It’s clear that technology has empowered us to better understand the mechanics of logistics across geographies and modes. The promise of an automated, fully-digitized supply chain stands to deliver significant benefits to manufacturers, retailers, and other shippers.
The complexities of modern logistics mean these technological promises are inexact and likely far off. When successfully integrated, organizations can eliminate manual processes, interactions, touchpoints, handoffs, and even the physical assets inherent in the supply chain — and automate these known repetitive tasks.
And the numbers don’t lie: a PwC report found that companies with highly digitized supply chains and operations can expect efficiency gains of 4.1 percent annually and revenue upticks of nearly 3 percent annually.
Key challenges in the supply chain
Beyond automation, supply chain visibility — the ability to monitor events across connected supply chains — has been touted as the foundational technology to align and optimize far-flung supply chains. However, most visibility solutions today offer just that — visibility into exceptions as they occur, without suggestions on how to actually fix the exception.
One of the starkest exceptions facing logistics today is the current driver shortage, a problem that’s expected to triple by 2026. It’s impossible to balance growing demand for shipping with a fixed supply of drivers. Additionally, turnover in the trucking industry is at an all-time high, stemming largely from job dissatisfaction.
Even the most high-tech, forward-looking digital supply chain is powerless against fixed capacity. No matter how digitized your supply chain is, if you don’t have a driver to move the cargo, the cargo simply won’t move. In the face of an intense driver shortage, logisticians need to invest in technologies that optimize their use of current drivers while allowing them to tap into flexible networks of additional drivers.

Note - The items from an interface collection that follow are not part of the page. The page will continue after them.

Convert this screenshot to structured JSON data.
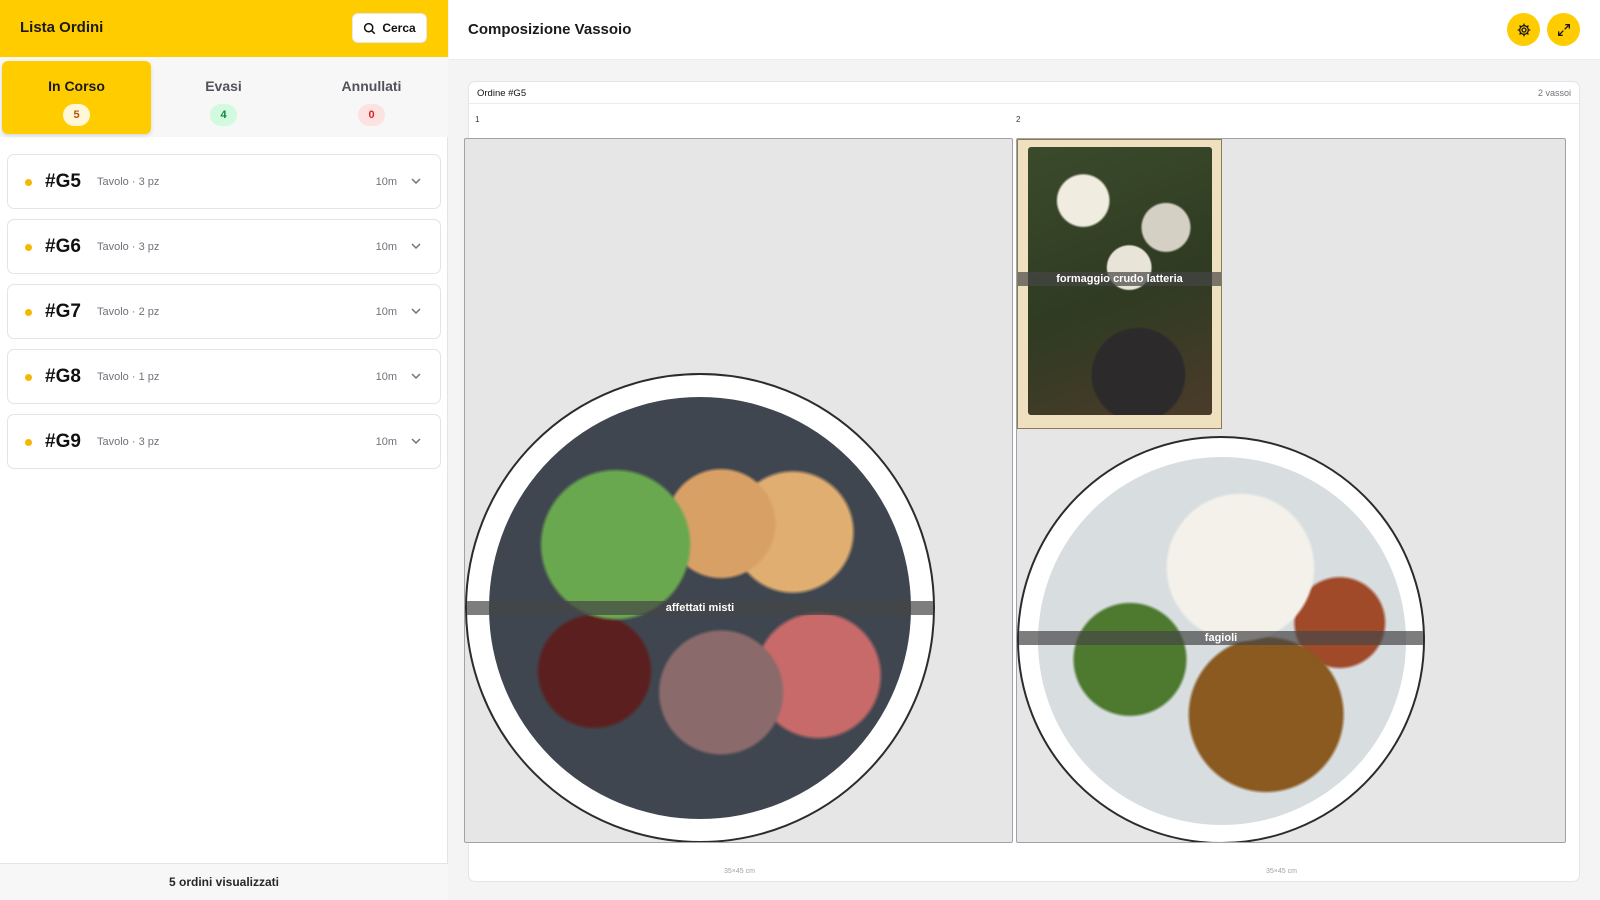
{
  "left": {
    "title": "Lista Ordini",
    "search_label": "Cerca",
    "tabs": [
      {
        "label": "In Corso",
        "count": "5"
      },
      {
        "label": "Evasi",
        "count": "4"
      },
      {
        "label": "Annullati",
        "count": "0"
      }
    ],
    "orders": [
      {
        "id": "#G5",
        "meta": "Tavolo · 3 pz",
        "time": "10m"
      },
      {
        "id": "#G6",
        "meta": "Tavolo · 3 pz",
        "time": "10m"
      },
      {
        "id": "#G7",
        "meta": "Tavolo · 2 pz",
        "time": "10m"
      },
      {
        "id": "#G8",
        "meta": "Tavolo · 1 pz",
        "time": "10m"
      },
      {
        "id": "#G9",
        "meta": "Tavolo · 3 pz",
        "time": "10m"
      }
    ],
    "footer": "5 ordini visualizzati"
  },
  "right": {
    "title": "Composizione Vassoio",
    "order_label": "Ordine #G5",
    "trays_count": "2 vassoi",
    "trays": [
      {
        "number": "1",
        "size": "35×45 cm",
        "items": [
          "affettati misti"
        ]
      },
      {
        "number": "2",
        "size": "35×45 cm",
        "items": [
          "formaggio crudo latteria",
          "fagioli"
        ]
      }
    ]
  },
  "colors": {
    "accent": "#ffcc00",
    "dot": "#f5b800"
  }
}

Technology to connect and optimize the network
Modern digital supply chain solutions provide specific capabilities to optimize the services shippers offer their customers while maximizing their supply of drivers.
Visibility solutions add a layer of machine learning and artificial intelligence to go beyond exception identification for data. When properly analyzed, these data are helpful for identifying patterns and areas for optimization to fuel better planning and resource utilization during busy seasons, especially during a labor shortage. Learnings from specific histories enable better suggestions and ultimately automatically make corrections for better supply chain management.
Even an optimized network is slowed down by a finite supply of drivers. Yet, there’s a significant volume of small medium-sized trucking companies that represent a significant flexible source of increased capacity. The latest supply chain technology solutions link shippers to a logistics network — a connected supply of third-party drivers. Joining these networks lets drivers maintain relative independence and flexibility while having access to a broader range of potential customers.
Drivers are equipped with mobile applications with a broad array of capabilities, such as automating mind-numbing paperwork, ensuring timely payment, and providing early warnings to maximize driver clock time while minimizing waits at ports.
The bottom line
As we continue to embrace advanced technologies, trucking organizations are poised to move from automation to orchestration. Management is essential, but it’s the execution — with a robust, healthy supply of drivers — that really moves the needle.
Drivers are a critical part of the supply chain, and today’s shortage of drivers is one that can’t be overcome through technological innovation alone. What’s needed is the right intelligent technology that maps leading-edge optimization with networks powered by driver-focused systems to ultimately improve the logistics supply crunch.
Mark Pluta is CTO of Blume Global.